Unlike the automobile market, modern diesel-powered motorcycles are non-existent. While carmakers like Mercedes, Kia, and Ford produce economical diesel options, motorcycle OEMs all but neglect the technology. That wasn’t always the case, however, as the Indian motorcycle market popularized the Royal Enfield Taurus (a.k.a. Bullet Diesel) from the late ‘80s through the ‘90s.
Based on the brand’s long-running platform, the Taurus shared the Bullet’s round headlight, metal fenders, teardrop gas tank, and bench seat. Instead of a petrol-powered single, though, the Taurus housed a 325cc diesel engine mated to a four-speed gearbox. The engine boasted Royal Enfield’s smallest engine capacity and the power output reflected as much. With just 6.5 horsepower, 11 lb-ft of torque, and a 40-mph top speed, the Taurus was more of a wanderer than a raging bull.
However, the docile diesel achieved upwards of 90km/l, which converts to over 200 mpg. Along with its impeccable fuel economy, the Taurus engine further reduced maintenance costs. Royal Enfield ditched the turbo and intercooler unit found on conventional diesel mills, making it easy for customers to work on as well. That basic architecture also made production easier and the model benefitted from the low diesel prices of the period.
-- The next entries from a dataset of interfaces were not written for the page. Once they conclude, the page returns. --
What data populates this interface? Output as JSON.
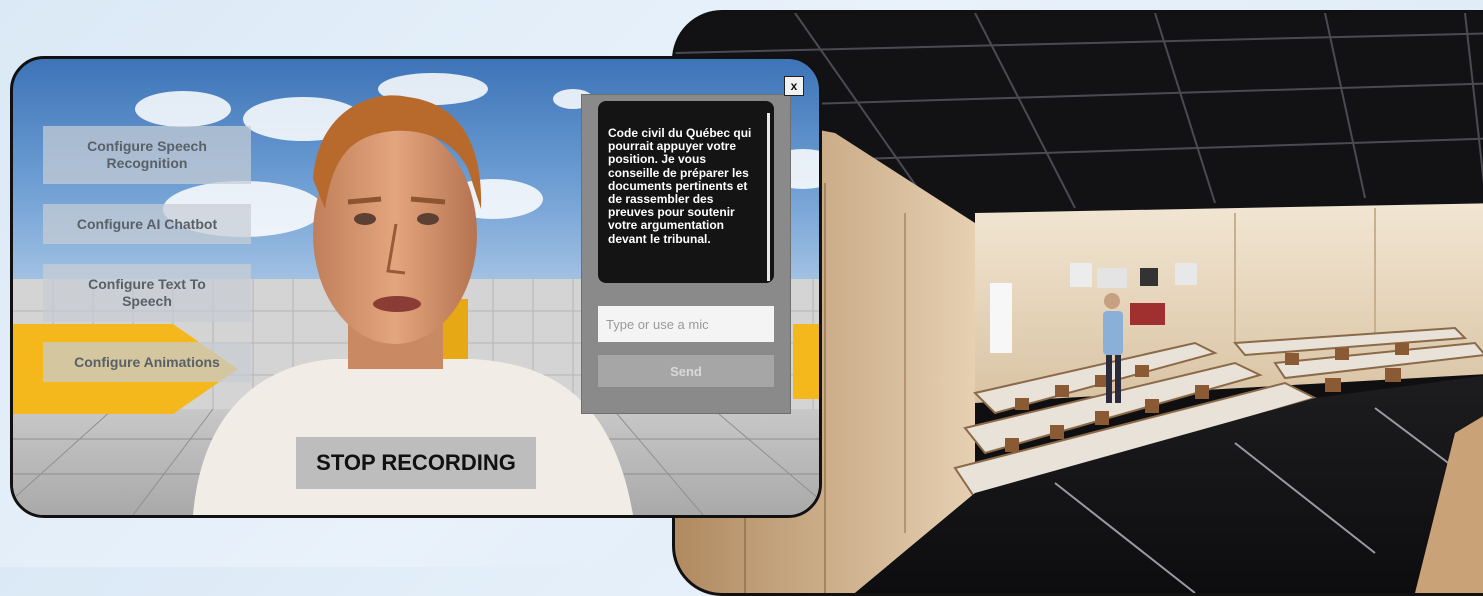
{
  "menu": {
    "speech_recognition": "Configure Speech\nRecognition",
    "ai_chatbot": "Configure AI Chatbot",
    "text_to_speech": "Configure Text To\nSpeech",
    "animations": "Configure Animations"
  },
  "recording": {
    "stop_label": "STOP RECORDING"
  },
  "chat": {
    "close_label": "x",
    "message": "Code civil du Québec qui pourrait appuyer votre position. Je vous conseille de préparer les documents pertinents et de rassembler des preuves pour soutenir votre argumentation devant le tribunal.",
    "input_placeholder": "Type or use a mic",
    "send_label": "Send"
  },
  "colors": {
    "accent_yellow": "#f5b81c",
    "chat_bg": "#141414",
    "panel_gray": "#8a8a8a"
  }
}
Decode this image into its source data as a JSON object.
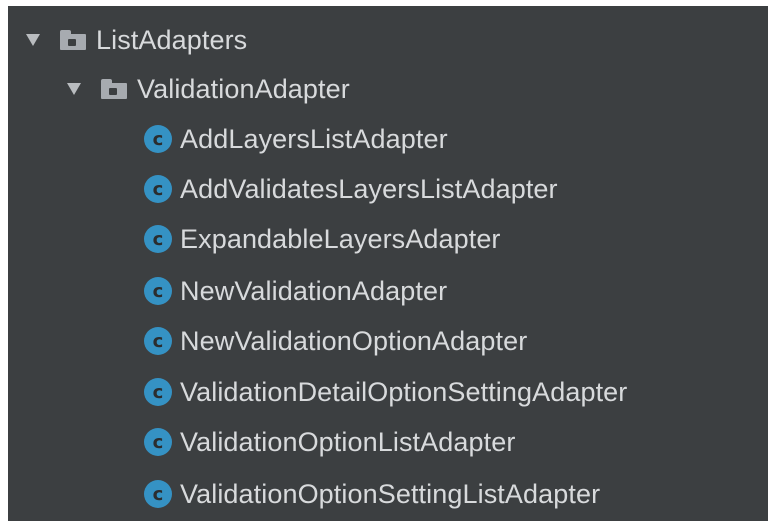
{
  "tree": {
    "root_folder": {
      "label": "ListAdapters",
      "expanded": true,
      "icon": "folder-icon"
    },
    "sub_folder": {
      "label": "ValidationAdapter",
      "expanded": true,
      "icon": "folder-icon"
    },
    "class_icon_glyph": "c",
    "class_icon_color": "#3592c4",
    "background_color": "#3c3f41",
    "items": [
      {
        "label": "AddLayersListAdapter"
      },
      {
        "label": "AddValidatesLayersListAdapter"
      },
      {
        "label": "ExpandableLayersAdapter"
      },
      {
        "label": "NewValidationAdapter"
      },
      {
        "label": "NewValidationOptionAdapter"
      },
      {
        "label": "ValidationDetailOptionSettingAdapter"
      },
      {
        "label": "ValidationOptionListAdapter"
      },
      {
        "label": "ValidationOptionSettingListAdapter"
      }
    ]
  }
}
On the other hand, the engine’s high compression ratio produced heavy vibrations, with users complaining of wrist and shoulder issues as a result. Like most old diesel powerplants, The Taurus also emitted thick black smoke from the single exhaust. Despite its unmatched mpg, the Taurus’ emissions output couldn’t pass India’s increasingly stringent standards by 2000. Thus, Royal Enfield discontinued the model, eliminating one of the only diesel motorcycles ever mass-produced.
Looking back at the Royal Enfield Taurus, it’s easy to see why OEMs don’t develop diesel-powered models today. A 432-pounds, 6.5-horsepower motorcycle with a 40-mph top speed doesn’t sound like it would keep up on modern roadways. However, the Taurus still represents proved that diesel-powered motorcycles can achieve unparalleled fuel economy figures. Of course, they have to pass emissions regulations first.